SWAG should be selected to start a conversation with your target audience, and to continue the conversation after your point-of-contact making your marketing peer-to-peer.
- Make goal-driven choices. Consider: What is our goal? What is the action we want our audience to take? How will SWAG help that to happen? Is that the best way to accomplish our goal?
- Think about return on investment. Given our goals, does the outcome justify the expense? Can we measure the effectiveness of this approach?
- Value and Placement: How will will your swag be used? Is it something your audience needs? Is it visible? Is it cost-effective?
- Are there digital alternatives? Can you accomplish your goals through social media campaigns and contests, photo booth, a giveaway, or other forms of communication?
Read: Does Swag Work? (Fast Company)
Choosing Sustainable Swag
To accomplish a balance of affordability and reduce environmental impact, choose items that
- meet a need
- will be reused over and over (nice t-shirts, totes, coffee cups, notebooks)

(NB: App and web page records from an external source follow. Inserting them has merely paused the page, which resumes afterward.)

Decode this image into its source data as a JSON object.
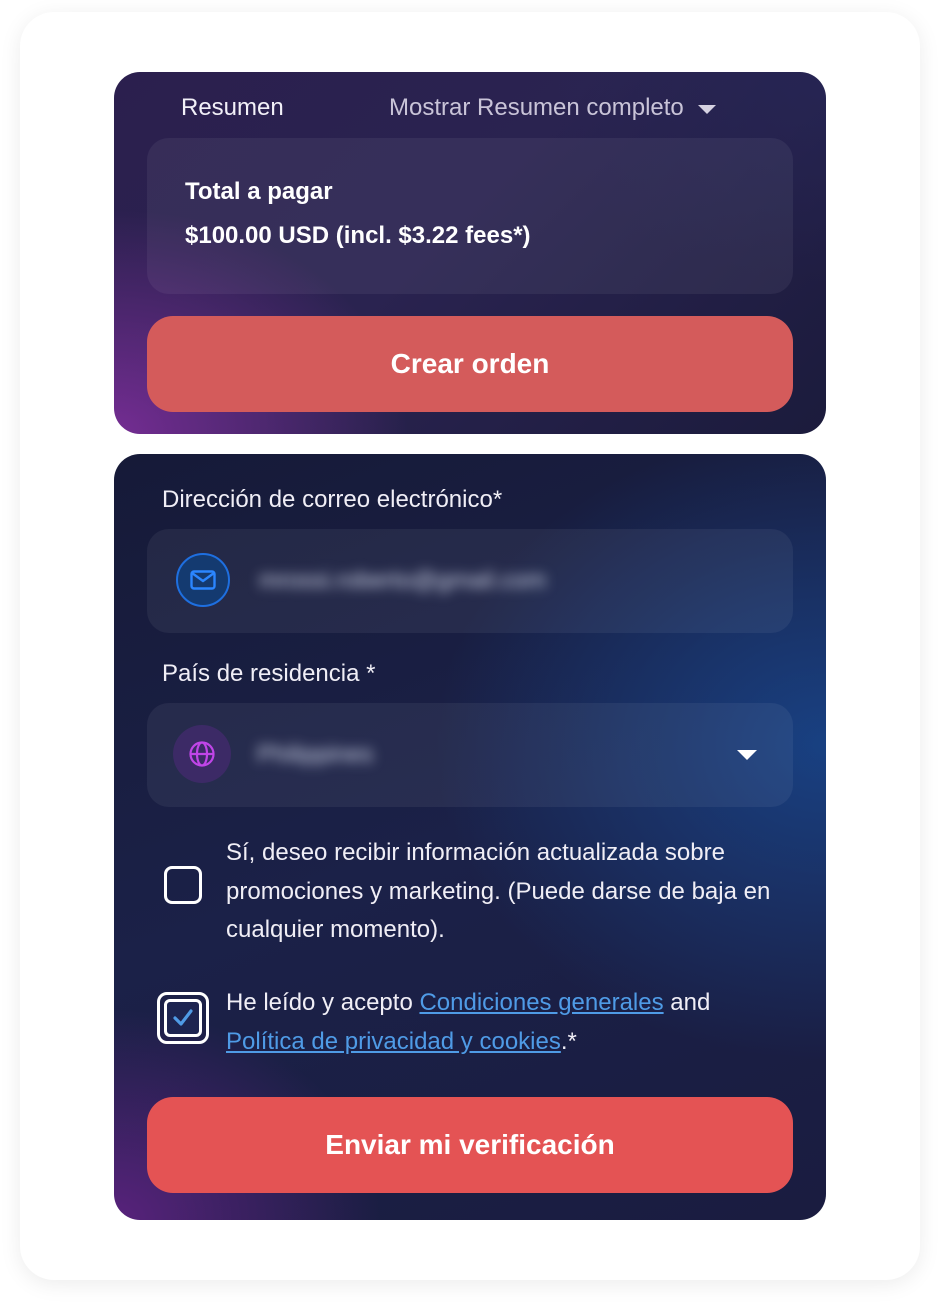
{
  "summary": {
    "label": "Resumen",
    "toggle_label": "Mostrar Resumen completo",
    "total_title": "Total a pagar",
    "total_amount": "$100.00 USD (incl. $3.22 fees*)",
    "create_button": "Crear orden"
  },
  "form": {
    "email_label": "Dirección de correo electrónico*",
    "email_value": "mrossi.roberto@gmail.com",
    "country_label": "País de residencia *",
    "country_value": "Philippines",
    "marketing": {
      "checked": false,
      "text": "Sí, deseo recibir información actualizada sobre promociones y marketing. (Puede darse de baja en cualquier momento)."
    },
    "terms": {
      "checked": true,
      "prefix": "He leído y acepto ",
      "link1": "Condiciones generales",
      "middle": " and",
      "link2": "Política de privacidad y cookies",
      "suffix": ".*"
    },
    "submit_button": "Enviar mi verificación"
  },
  "icons": {
    "email": "mail-icon",
    "country": "globe-icon",
    "dropdown": "caret-down-icon",
    "checkmark": "check-icon"
  },
  "colors": {
    "primary_button": "#e45354",
    "secondary_button": "#d45b5b",
    "link": "#4f9be6",
    "mail_icon_accent": "#1e6fe0",
    "globe_icon_accent": "#c045e8"
  }
}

- are compostable or recyclable (coffee sleeves, bamboo fabrics)
- have a small footprint (stickers, pop sockets)
- wearables must be of a quality, design, and message that people will want to use. Read: Fast Fashion Is Creating an Environmental Crisis.
- Talk to us!
At large events such as Decision Day, Welcome Week, or tabling, the primary value is the human contact. You can offer a small, branded item to attract conversation and promote your website, but the return-on-investment is in the conversation. These suggestions are relatively cheap, and although some are plastic, they are smaller, high-use items.
- Stickers – stickers with an appealing design may go on laptops, water bottles, notebooks and other high-visibility places.
- Pop Sockets and Phone Wallets - small footprint; live on phone; choose lower-impact plastics
- Pens – useful and cheap, but low visual impact. Consider multi-function (highlighter, stylus) or green materials (wood, recycled paper barrel)
- Coffee Cup Sleeves – high volume, high impact, recycled paper, compostable, very low per-item cost.
Higher Quality, Lower Volume
When the purpose of SWAG is to create a community or identify brand ambassadors, wearables – t-shirts, hats, bags – are recommended because they are highly visible, reusable, and fill a need.
SWAG that signifies belonging will instill a sense of pride. It should be given to people who will spread the word about your program. It is also good for creating nostalgia – for example, commemorating participation in a special event or completion of a program. This is longer view toward thinking about participants as future donors. On the flip side, giving t-shirts to people who are not going to wear them is not environmentally or economically sound, and waters down your brand. Here are some options to invest in.
- Coffee Mugs – high visibility, repeated use. If you choose travel mugs, invest in quality.
- Wearable items (t-shirts, hats, socks, bags…) for people who will promote your program. Choose high quality shirts that will be worn again and again. They become forward facing off-campus as well. Check out our Guide to Keeping T-Shirt Costs Down Without Compromising Quality.
- Pens – higher quality – choose pens people like and will use.
- Notepads / folios – good for conferences.
- Lapel pins – gives a sense of belonging, can be worn in professional environment, conversation starter. Make sure you get decent quality; cheap lapel pins send the wrong message.
The Case for Sustainable SWAG:
- It’s time to stop spending billions on cheap conference swag (Fast Company, November 2018)
- Here’s the thing about that piece on swag by Elizabeth Segran in Fast Company: she’s right.
- Branded Giveaways And Other Promotional Products: Do They Still Have An Impact? (Forbes.com)
- Green Swag: Tips for Keeping Your Logo Out of the Landfill
- Do the Right Thing: Why We’re Becoming More Mindful in Sharing Swag
Purchasing Guides (From the sustainable products industry; the overall promotional products industry, and universities that have researched sustainable swag.)
- Equiterre Guide to Sustainable Promotional Products
- University of Saskatchewan Sustainable Purchasing Guide
- UBC (University of British Columbia) Social Ecological Economic Development Studies (SEEDS) Student Report: An Investigation into Sustainable Swag (2015)
- Global Advertising Specialties Impressions Study 2016 Edition